▶ [TO DO]: Go line by line through the entries below and copy those containing the string "Tray".
(THE INPUT begins)
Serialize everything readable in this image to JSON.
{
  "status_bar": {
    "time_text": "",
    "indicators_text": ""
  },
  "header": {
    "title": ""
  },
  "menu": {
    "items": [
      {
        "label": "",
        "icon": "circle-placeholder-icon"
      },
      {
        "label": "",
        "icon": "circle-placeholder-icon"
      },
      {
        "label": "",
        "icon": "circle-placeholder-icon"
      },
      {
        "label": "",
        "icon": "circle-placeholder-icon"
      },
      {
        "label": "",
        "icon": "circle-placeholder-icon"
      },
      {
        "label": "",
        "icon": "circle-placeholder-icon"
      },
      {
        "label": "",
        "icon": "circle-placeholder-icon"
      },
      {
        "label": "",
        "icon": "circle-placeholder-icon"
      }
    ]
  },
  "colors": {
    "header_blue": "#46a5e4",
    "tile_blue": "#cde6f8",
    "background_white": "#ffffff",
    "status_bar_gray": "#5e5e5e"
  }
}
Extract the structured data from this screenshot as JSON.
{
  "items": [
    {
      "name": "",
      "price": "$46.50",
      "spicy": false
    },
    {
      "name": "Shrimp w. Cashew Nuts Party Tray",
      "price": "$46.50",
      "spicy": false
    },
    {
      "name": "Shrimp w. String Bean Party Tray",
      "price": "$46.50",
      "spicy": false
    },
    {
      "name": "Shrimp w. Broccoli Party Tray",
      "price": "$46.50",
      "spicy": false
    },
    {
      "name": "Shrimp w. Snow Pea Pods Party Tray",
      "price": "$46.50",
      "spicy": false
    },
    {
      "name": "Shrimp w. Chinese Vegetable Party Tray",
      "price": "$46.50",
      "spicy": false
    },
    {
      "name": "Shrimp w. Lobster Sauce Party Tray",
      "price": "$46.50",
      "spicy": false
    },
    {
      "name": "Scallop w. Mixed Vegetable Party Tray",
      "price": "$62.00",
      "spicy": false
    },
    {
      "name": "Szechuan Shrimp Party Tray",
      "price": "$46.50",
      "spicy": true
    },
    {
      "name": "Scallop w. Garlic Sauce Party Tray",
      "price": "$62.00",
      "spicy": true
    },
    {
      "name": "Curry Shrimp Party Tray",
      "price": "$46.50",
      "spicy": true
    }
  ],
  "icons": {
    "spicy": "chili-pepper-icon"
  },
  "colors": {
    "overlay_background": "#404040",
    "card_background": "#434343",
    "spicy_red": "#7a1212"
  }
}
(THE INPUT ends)
▶ [TASK SOLUTION]:
      "name": "Shrimp w. Cashew Nuts Party Tray",
      "name": "Shrimp w. String Bean Party Tray",
      "name": "Shrimp w. Broccoli Party Tray",
      "name": "Shrimp w. Snow Pea Pods Party Tray",
      "name": "Shrimp w. Chinese Vegetable Party Tray",
      "name": "Shrimp w. Lobster Sauce Party Tray",
      "name": "Scallop w. Mixed Vegetable Party Tray",
      "name": "Szechuan Shrimp Party Tray",
      "name": "Scallop w. Garlic Sauce Party Tray",
      "name": "Curry Shrimp Party Tray",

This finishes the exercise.